Not long after Google began selling the Nexus One from its own Webstore Jan. 5, bloggers who read the terms of sale page noticed Google vowed to charge users who ceased using the device early a $350 Equipment Recovery Fee.
Consumers who bought a subsidized Nexus One for $179 through T-Mobile and canceled the contract before 120 days must pay Google an Equipment Recovery Fee in addition to the $200 Early Termination Fee they would pay to T-Mobile.
A Google spokesperson explained to eWEEK that the ERF is a way to recoup its investment because it subsidizes the devices purchased with T-Mobile service.
"This is standard practice for third-party resellers of T-Mobile and other operators, and you will find similar policies for other mobile service resellers," the spokesperson said.
The slash in the ERF popped up on the Nexus One terms of sale Web page.
""You agree to pay Google an equipment subsidy recovery fee (the "Equipment Recovery Fee") in the event you cancel or downgrade your wireless plan within 120 days of activation of wireless service. If you activate a new line of service with T-Mobile, your Equipment Recovery Fee will be $150 USD if you cancel or downgrade your service plan within 120 days of activation. If you are upgrading an existing line of service with T-Mobile, your Equipment Recovery Fee will be $50 USD if you cancel or downgrade your service within 120 days of activation.""
The move also comes in the wake of a broad probe into ETFs by the Federal Communications Commission.
The FCC Jan. 26 sent letters to AT&T, Google, Sprint and T-Mobile asking how ETFs are charged and if consumers are adequately informed of the ETFs. Verizon Wireless first sparked the FCC's interest in ETFs Nov. 15 when it was disclosed the wireless carrier would double the penalty fees to $350 for certain subscribers who leave their contracts early.
Meanwhile, spotty 3G is one reason Nexus One users might cite as reason to void their contracts with Google and T-Mobile. Google is pushing out a software fix for this to the Android 2.1 operating system on the device.

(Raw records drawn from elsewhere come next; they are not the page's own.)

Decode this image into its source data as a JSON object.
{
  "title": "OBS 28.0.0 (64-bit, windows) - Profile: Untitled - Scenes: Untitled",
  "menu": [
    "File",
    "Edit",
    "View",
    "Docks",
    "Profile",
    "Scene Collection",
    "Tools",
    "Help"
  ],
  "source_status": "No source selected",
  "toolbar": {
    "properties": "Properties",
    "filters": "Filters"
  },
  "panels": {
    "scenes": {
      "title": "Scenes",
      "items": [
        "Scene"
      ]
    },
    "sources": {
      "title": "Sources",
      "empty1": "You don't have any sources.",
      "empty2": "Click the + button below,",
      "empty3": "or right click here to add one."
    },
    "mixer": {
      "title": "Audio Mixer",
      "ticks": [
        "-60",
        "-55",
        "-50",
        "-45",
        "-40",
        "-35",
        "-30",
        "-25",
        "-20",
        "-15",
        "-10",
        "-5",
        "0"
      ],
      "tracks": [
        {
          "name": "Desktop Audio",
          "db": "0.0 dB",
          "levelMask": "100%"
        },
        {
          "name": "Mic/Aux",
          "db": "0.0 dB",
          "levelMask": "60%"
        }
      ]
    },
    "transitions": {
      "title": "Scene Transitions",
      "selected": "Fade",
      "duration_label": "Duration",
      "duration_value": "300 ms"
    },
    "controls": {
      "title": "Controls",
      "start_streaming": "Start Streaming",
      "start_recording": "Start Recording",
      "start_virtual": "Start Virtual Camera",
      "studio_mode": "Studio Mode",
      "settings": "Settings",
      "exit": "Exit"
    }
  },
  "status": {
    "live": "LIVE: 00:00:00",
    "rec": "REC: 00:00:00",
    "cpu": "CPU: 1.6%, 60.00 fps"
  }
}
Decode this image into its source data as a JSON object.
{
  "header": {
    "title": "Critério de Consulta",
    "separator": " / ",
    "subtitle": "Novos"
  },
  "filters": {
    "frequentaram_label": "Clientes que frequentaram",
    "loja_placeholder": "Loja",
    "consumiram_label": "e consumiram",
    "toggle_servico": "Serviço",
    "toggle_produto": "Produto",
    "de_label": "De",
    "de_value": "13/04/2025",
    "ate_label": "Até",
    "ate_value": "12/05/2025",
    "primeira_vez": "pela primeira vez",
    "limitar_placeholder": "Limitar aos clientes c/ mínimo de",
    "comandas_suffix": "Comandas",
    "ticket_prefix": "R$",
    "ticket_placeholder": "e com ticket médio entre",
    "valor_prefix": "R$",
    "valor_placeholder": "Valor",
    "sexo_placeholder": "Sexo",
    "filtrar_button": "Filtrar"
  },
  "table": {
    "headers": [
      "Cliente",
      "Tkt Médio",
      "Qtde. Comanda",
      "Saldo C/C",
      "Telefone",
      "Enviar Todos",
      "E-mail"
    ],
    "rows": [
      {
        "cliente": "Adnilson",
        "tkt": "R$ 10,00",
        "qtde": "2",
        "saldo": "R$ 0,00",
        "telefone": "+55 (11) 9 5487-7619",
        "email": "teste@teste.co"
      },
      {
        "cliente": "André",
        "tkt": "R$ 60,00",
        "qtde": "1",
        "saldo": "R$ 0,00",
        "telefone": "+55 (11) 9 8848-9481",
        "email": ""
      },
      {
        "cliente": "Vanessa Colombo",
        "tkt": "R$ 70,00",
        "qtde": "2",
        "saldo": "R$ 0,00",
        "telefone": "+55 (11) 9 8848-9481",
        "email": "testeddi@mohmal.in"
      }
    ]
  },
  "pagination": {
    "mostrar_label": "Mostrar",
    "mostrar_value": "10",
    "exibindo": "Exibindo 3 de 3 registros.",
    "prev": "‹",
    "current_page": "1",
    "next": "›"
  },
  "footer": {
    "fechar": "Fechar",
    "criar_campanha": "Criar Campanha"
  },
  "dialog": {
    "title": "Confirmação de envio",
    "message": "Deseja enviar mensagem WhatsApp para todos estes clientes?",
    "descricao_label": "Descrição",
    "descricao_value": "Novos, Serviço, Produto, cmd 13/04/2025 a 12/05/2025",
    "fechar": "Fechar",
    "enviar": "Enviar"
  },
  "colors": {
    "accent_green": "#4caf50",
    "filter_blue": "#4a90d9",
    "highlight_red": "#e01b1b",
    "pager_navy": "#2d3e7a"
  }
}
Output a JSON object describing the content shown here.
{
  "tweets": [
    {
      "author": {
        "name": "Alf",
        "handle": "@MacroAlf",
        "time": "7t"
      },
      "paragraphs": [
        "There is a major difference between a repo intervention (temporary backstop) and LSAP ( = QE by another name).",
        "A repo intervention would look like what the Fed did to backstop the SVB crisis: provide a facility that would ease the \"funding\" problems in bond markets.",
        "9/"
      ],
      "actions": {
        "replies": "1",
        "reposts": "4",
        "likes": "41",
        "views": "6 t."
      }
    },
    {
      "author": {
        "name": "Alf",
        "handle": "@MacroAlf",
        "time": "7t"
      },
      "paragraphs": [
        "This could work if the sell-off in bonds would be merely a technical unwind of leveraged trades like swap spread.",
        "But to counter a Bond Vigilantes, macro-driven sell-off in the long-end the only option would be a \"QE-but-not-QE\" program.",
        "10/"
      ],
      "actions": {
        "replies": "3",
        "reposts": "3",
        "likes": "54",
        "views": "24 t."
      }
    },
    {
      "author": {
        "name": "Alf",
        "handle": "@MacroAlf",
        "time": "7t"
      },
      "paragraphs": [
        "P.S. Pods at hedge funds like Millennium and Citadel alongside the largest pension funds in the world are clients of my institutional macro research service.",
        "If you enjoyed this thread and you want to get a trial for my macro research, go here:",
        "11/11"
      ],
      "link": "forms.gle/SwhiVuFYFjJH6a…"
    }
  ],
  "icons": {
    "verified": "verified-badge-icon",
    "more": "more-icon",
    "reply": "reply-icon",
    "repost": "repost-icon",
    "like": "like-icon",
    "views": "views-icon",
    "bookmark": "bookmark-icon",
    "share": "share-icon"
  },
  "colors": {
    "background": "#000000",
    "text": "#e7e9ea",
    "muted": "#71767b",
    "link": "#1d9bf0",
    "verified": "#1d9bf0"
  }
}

To help mediate the 3G service and other complaints, Google expanded its service for the Nexus One to include phone support in addition to online help. TMO News reported that 888-48-NEXUS (63987) is now live from Google and open from 7 a.m. EST to 10 p.m. EST daily.
Sales of smartphones based on Google's Android OS are looking up, according to comScore. The researcher said U.S. marketshare for Android is now 5.2 percent, rising 2.7 percentage points in December 2009. Attribute that growth to strong sales of the Motorola Droid, which has sold hundreds of thousands of units since November.
Android could well push past Palm, which dropped to 6.1 percent from 8.3 percent in September, in the next comScore survey. RIM was the leading mobile smartphone os with 41.6 percent share of U.S. smartphones. Apple was No. 2 with 25.3 percent share, followed by Microsoft with 18.0 percent of the market.